__TASK DESCRIPTION__
Look through the lines below and extract each one that contains "pour".

----- PROVIDED DATA -----

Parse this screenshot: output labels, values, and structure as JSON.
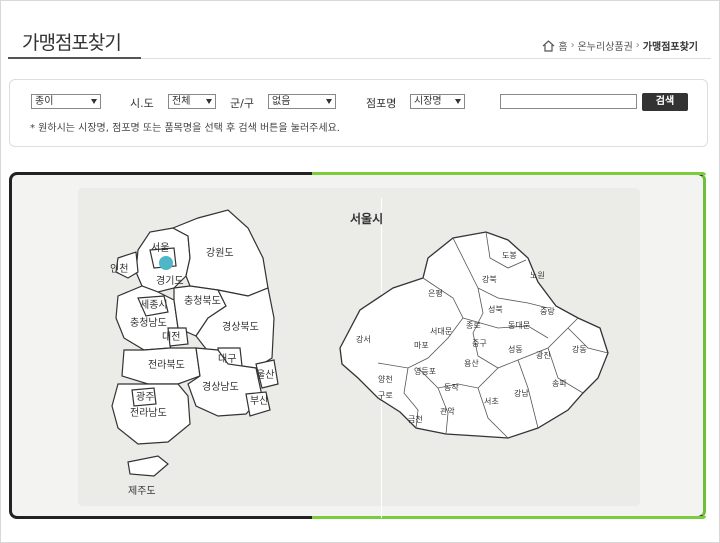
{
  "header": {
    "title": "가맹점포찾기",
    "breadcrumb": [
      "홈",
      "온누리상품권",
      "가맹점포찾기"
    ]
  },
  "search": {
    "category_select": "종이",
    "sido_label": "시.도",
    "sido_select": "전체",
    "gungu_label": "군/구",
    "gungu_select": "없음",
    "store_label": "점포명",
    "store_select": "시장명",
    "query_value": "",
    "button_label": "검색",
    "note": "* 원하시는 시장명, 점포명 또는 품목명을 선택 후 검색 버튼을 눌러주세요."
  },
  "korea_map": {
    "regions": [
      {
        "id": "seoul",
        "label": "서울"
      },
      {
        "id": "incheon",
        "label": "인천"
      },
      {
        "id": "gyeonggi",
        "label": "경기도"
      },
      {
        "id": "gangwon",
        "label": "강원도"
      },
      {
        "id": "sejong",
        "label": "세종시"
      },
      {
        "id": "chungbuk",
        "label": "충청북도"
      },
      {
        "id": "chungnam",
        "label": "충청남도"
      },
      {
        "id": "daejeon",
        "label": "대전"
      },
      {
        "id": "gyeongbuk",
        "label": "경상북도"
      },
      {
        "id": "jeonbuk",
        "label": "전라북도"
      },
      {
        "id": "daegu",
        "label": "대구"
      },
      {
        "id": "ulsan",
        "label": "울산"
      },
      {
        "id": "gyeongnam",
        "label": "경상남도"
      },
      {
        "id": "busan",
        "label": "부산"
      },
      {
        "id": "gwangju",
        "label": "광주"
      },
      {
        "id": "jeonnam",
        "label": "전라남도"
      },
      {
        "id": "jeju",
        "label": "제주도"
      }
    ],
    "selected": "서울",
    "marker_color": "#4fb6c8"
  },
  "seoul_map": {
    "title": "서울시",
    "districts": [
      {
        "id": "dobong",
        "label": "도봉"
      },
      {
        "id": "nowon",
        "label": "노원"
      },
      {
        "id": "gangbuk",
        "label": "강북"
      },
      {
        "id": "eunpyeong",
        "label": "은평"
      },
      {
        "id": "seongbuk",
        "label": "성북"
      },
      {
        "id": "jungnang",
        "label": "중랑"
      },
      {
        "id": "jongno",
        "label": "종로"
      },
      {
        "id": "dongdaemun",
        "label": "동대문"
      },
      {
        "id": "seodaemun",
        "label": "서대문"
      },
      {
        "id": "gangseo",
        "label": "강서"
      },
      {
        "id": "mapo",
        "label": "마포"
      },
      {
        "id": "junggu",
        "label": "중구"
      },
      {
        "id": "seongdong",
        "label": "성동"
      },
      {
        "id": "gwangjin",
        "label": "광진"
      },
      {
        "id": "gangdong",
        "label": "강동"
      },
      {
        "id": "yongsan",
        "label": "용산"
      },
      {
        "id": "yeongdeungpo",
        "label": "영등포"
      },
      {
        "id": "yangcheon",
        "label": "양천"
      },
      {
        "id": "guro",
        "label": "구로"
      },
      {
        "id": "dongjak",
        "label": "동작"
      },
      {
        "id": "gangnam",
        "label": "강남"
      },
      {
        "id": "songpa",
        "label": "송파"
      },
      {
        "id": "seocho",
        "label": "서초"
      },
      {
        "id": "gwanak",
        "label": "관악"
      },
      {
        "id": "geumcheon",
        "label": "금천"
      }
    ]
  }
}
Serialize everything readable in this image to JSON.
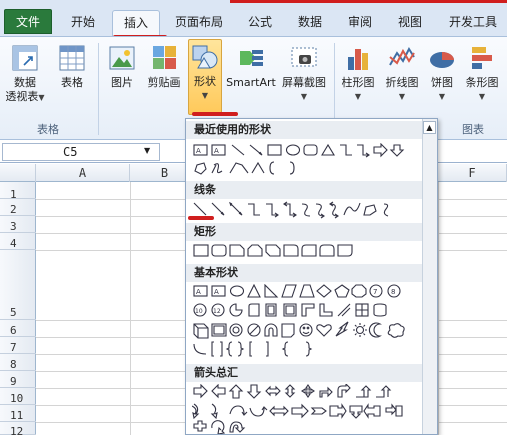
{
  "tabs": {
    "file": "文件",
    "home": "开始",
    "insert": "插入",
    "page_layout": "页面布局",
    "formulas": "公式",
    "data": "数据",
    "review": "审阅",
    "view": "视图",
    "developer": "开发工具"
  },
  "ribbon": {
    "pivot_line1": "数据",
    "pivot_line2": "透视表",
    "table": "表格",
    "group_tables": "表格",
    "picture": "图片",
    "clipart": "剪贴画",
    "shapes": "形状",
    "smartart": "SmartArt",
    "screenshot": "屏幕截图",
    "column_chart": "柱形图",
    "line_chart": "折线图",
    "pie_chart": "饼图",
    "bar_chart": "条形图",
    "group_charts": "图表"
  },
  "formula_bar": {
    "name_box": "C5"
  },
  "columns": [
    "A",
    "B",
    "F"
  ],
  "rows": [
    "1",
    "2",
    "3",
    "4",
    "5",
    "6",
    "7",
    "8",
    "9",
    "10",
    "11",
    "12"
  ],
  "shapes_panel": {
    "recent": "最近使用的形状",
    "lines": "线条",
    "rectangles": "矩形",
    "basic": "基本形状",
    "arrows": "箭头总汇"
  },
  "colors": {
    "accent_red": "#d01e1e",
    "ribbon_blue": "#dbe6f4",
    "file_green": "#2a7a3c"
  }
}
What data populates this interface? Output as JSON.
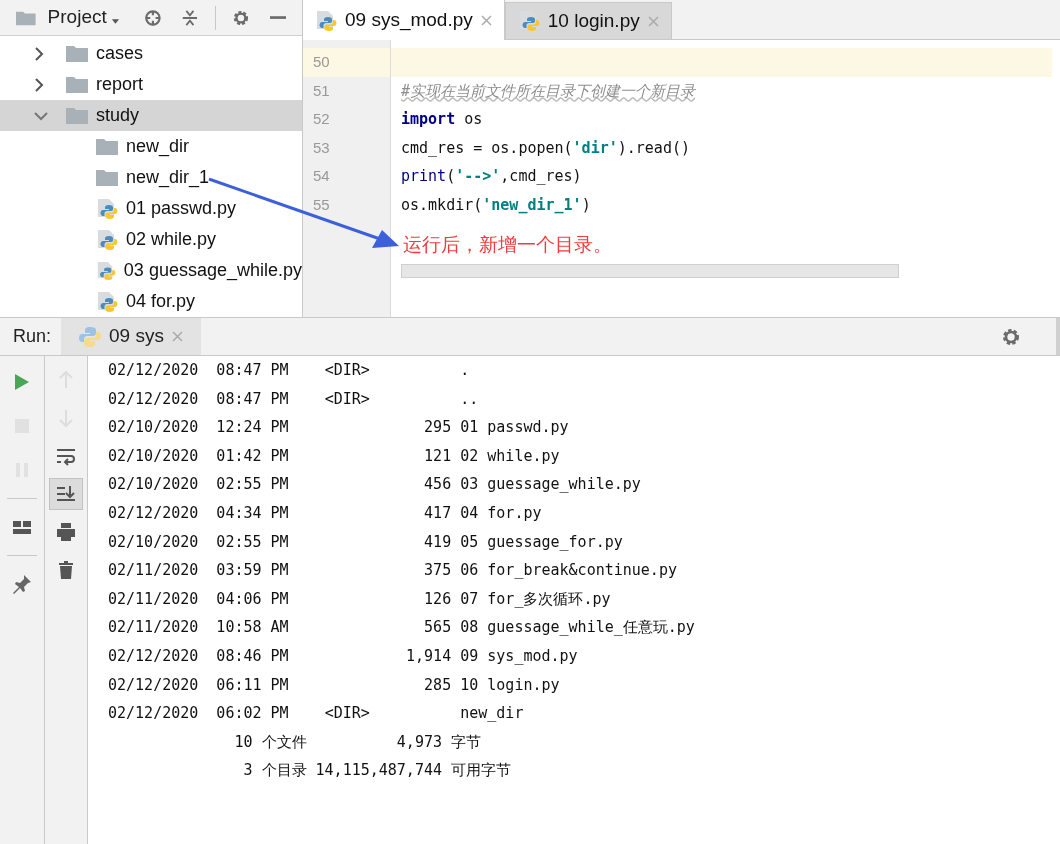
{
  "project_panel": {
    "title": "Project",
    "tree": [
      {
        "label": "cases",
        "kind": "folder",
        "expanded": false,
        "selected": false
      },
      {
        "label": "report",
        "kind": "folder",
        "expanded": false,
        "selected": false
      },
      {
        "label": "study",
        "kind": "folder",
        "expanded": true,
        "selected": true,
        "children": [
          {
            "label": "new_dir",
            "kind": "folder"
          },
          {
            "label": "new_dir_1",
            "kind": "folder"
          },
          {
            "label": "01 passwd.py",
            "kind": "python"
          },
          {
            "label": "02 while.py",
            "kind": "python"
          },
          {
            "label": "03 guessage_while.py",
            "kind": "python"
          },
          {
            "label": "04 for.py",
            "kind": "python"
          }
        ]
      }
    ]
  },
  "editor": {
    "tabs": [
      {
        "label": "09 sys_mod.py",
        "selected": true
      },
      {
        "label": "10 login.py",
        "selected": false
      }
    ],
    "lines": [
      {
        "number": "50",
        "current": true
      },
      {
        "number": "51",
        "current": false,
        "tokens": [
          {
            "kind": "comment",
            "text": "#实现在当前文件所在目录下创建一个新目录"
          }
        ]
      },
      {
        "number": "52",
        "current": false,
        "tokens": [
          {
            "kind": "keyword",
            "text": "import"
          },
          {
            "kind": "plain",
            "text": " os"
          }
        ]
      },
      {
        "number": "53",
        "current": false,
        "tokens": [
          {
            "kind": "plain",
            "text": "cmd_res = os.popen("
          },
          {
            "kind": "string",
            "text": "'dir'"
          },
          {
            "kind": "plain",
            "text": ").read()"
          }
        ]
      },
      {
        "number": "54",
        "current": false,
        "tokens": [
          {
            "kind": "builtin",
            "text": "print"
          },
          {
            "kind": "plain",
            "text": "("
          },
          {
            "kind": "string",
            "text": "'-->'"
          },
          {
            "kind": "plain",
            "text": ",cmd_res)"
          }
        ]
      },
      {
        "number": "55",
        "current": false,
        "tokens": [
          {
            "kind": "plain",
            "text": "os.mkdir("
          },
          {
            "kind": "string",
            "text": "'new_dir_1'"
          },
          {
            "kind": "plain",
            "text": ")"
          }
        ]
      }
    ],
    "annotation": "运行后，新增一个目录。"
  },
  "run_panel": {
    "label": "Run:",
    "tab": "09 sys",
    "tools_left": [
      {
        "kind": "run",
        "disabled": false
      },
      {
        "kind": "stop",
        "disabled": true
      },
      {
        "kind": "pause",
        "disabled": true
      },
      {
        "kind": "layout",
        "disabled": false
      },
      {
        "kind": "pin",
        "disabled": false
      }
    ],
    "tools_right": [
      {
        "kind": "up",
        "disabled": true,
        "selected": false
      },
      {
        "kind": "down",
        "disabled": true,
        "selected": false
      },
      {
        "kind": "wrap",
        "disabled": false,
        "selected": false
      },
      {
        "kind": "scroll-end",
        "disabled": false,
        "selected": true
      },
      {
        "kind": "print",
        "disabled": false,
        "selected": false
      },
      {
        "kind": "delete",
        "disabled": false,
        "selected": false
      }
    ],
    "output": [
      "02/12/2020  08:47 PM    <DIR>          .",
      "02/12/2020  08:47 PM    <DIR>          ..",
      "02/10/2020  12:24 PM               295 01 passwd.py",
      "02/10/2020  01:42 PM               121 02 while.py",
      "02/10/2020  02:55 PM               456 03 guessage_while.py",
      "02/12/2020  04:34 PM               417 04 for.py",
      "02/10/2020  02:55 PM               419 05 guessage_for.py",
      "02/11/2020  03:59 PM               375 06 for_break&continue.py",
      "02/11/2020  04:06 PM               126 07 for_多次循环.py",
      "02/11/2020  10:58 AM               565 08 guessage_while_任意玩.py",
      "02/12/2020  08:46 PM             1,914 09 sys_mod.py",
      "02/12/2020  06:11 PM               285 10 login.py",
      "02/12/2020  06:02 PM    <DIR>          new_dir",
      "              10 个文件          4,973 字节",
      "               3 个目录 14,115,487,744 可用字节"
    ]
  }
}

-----
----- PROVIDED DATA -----

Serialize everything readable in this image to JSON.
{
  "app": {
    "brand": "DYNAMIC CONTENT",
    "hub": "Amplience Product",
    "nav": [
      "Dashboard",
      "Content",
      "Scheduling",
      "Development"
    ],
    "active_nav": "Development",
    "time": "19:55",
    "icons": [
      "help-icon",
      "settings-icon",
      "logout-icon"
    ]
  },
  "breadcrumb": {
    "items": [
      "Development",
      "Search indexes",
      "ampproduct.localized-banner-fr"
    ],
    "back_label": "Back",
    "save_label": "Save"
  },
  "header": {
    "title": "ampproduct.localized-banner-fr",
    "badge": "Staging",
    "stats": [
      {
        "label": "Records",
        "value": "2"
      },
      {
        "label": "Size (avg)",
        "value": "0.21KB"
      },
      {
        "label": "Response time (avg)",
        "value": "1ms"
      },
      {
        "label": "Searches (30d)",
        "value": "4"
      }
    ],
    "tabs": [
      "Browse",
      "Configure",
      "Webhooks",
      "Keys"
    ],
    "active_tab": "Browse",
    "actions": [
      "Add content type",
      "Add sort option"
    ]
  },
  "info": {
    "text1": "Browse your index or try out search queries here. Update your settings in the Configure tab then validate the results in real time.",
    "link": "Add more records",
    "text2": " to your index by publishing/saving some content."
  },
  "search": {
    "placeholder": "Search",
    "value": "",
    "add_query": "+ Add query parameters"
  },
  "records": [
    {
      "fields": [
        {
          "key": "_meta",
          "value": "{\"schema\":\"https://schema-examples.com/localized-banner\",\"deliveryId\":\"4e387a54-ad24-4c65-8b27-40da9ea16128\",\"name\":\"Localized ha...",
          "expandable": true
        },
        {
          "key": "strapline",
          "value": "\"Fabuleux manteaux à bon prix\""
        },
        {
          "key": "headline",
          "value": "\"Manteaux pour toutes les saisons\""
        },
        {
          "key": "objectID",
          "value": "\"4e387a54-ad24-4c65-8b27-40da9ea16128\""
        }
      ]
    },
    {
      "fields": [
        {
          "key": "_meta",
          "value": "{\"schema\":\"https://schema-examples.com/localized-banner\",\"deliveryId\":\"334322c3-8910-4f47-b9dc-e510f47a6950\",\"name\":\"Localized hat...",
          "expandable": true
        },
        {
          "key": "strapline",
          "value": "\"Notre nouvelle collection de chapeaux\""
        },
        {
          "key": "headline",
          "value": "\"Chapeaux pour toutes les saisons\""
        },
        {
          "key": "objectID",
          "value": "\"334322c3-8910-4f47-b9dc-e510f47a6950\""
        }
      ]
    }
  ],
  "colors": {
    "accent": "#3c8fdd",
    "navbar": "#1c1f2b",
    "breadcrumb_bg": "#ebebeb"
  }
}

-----

__TASK RESPONSE__
          "value": "\"Manteaux pour toutes les saisons\""
          "value": "\"Chapeaux pour toutes les saisons\""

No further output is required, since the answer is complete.